Exactly reproduce the entries, dropping any pictures from your copy.

** Opening Given data block **

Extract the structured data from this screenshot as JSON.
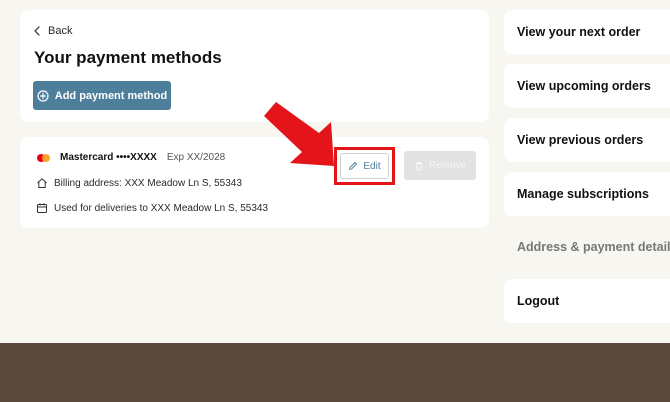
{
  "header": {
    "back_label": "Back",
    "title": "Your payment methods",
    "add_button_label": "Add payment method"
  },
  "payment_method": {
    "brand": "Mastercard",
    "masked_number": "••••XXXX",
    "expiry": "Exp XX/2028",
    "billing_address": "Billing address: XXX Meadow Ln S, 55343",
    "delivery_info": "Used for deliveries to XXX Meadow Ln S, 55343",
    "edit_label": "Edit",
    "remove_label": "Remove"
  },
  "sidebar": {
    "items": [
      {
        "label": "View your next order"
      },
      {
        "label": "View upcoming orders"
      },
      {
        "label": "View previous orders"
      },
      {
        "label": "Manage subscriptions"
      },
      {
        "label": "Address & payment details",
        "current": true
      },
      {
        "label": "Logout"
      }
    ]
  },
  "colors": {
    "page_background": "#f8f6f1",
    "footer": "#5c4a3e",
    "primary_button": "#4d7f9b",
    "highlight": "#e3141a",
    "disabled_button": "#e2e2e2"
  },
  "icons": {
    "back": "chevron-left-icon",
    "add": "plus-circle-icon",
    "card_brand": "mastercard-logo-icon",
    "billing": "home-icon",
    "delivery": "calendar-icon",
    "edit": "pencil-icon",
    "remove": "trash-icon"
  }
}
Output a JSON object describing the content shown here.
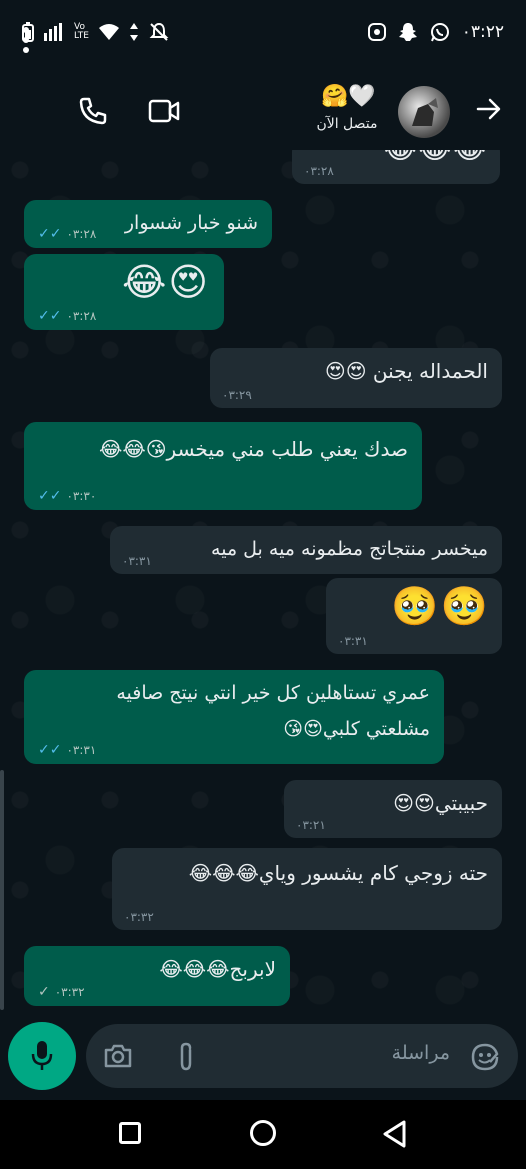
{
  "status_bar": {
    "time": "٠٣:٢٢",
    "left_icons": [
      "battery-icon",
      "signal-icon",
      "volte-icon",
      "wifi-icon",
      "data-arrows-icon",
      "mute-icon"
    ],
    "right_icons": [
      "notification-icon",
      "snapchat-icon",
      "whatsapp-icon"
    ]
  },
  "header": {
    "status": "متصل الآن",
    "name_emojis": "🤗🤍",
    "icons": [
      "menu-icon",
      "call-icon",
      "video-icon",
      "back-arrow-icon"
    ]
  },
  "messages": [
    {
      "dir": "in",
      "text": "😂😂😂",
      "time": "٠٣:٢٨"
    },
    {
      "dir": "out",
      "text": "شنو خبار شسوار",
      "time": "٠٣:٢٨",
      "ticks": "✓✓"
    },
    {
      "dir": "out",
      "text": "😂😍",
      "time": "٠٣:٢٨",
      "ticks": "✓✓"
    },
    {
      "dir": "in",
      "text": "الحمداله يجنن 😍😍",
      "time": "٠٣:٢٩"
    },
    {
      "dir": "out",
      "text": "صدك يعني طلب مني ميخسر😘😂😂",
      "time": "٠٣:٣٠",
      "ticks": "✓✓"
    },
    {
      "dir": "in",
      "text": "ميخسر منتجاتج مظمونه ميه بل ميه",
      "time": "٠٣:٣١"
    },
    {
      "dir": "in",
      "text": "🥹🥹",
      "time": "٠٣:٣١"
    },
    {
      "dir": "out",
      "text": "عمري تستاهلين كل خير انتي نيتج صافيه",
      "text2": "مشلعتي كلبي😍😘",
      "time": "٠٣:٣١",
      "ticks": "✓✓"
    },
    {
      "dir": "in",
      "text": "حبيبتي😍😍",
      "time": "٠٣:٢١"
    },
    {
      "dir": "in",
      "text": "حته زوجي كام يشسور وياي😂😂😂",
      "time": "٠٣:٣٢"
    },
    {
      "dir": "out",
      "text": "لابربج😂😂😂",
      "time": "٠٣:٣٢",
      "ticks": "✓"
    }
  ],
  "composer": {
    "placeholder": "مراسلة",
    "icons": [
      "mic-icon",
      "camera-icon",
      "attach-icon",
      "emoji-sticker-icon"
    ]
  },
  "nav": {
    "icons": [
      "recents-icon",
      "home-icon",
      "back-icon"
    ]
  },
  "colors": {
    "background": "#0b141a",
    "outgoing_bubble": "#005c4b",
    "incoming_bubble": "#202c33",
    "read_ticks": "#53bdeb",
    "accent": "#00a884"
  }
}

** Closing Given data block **

- _Solution for this problem_
Extract the structured data from this screenshot as JSON.
{
  "header": {
    "back_label": "Back",
    "title": "Your payment methods",
    "add_button_label": "Add payment method"
  },
  "payment_method": {
    "brand": "Mastercard",
    "masked_number": "••••XXXX",
    "expiry": "Exp XX/2028",
    "billing_address": "Billing address: XXX Meadow Ln S, 55343",
    "delivery_info": "Used for deliveries to XXX Meadow Ln S, 55343",
    "edit_label": "Edit",
    "remove_label": "Remove"
  },
  "sidebar": {
    "items": [
      {
        "label": "View your next order"
      },
      {
        "label": "View upcoming orders"
      },
      {
        "label": "View previous orders"
      },
      {
        "label": "Manage subscriptions"
      },
      {
        "label": "Address & payment details",
        "current": true
      },
      {
        "label": "Logout"
      }
    ]
  },
  "colors": {
    "page_background": "#f8f6f1",
    "footer": "#5c4a3e",
    "primary_button": "#4d7f9b",
    "highlight": "#e3141a",
    "disabled_button": "#e2e2e2"
  },
  "icons": {
    "back": "chevron-left-icon",
    "add": "plus-circle-icon",
    "card_brand": "mastercard-logo-icon",
    "billing": "home-icon",
    "delivery": "calendar-icon",
    "edit": "pencil-icon",
    "remove": "trash-icon"
  }
}
Output a JSON object describing the content shown here.
{
  "status_bar": {
    "time": "٠٣:٢٢",
    "left_icons": [
      "battery-icon",
      "signal-icon",
      "volte-icon",
      "wifi-icon",
      "data-arrows-icon",
      "mute-icon"
    ],
    "right_icons": [
      "notification-icon",
      "snapchat-icon",
      "whatsapp-icon"
    ]
  },
  "header": {
    "status": "متصل الآن",
    "name_emojis": "🤗🤍",
    "icons": [
      "menu-icon",
      "call-icon",
      "video-icon",
      "back-arrow-icon"
    ]
  },
  "messages": [
    {
      "dir": "in",
      "text": "😂😂😂",
      "time": "٠٣:٢٨"
    },
    {
      "dir": "out",
      "text": "شنو خبار شسوار",
      "time": "٠٣:٢٨",
      "ticks": "✓✓"
    },
    {
      "dir": "out",
      "text": "😂😍",
      "time": "٠٣:٢٨",
      "ticks": "✓✓"
    },
    {
      "dir": "in",
      "text": "الحمداله يجنن 😍😍",
      "time": "٠٣:٢٩"
    },
    {
      "dir": "out",
      "text": "صدك يعني طلب مني ميخسر😘😂😂",
      "time": "٠٣:٣٠",
      "ticks": "✓✓"
    },
    {
      "dir": "in",
      "text": "ميخسر منتجاتج مظمونه ميه بل ميه",
      "time": "٠٣:٣١"
    },
    {
      "dir": "in",
      "text": "🥹🥹",
      "time": "٠٣:٣١"
    },
    {
      "dir": "out",
      "text": "عمري تستاهلين كل خير انتي نيتج صافيه",
      "text2": "مشلعتي كلبي😍😘",
      "time": "٠٣:٣١",
      "ticks": "✓✓"
    },
    {
      "dir": "in",
      "text": "حبيبتي😍😍",
      "time": "٠٣:٢١"
    },
    {
      "dir": "in",
      "text": "حته زوجي كام يشسور وياي😂😂😂",
      "time": "٠٣:٣٢"
    },
    {
      "dir": "out",
      "text": "لابربج😂😂😂",
      "time": "٠٣:٣٢",
      "ticks": "✓"
    }
  ],
  "composer": {
    "placeholder": "مراسلة",
    "icons": [
      "mic-icon",
      "camera-icon",
      "attach-icon",
      "emoji-sticker-icon"
    ]
  },
  "nav": {
    "icons": [
      "recents-icon",
      "home-icon",
      "back-icon"
    ]
  },
  "colors": {
    "background": "#0b141a",
    "outgoing_bubble": "#005c4b",
    "incoming_bubble": "#202c33",
    "read_ticks": "#53bdeb",
    "accent": "#00a884"
  }
}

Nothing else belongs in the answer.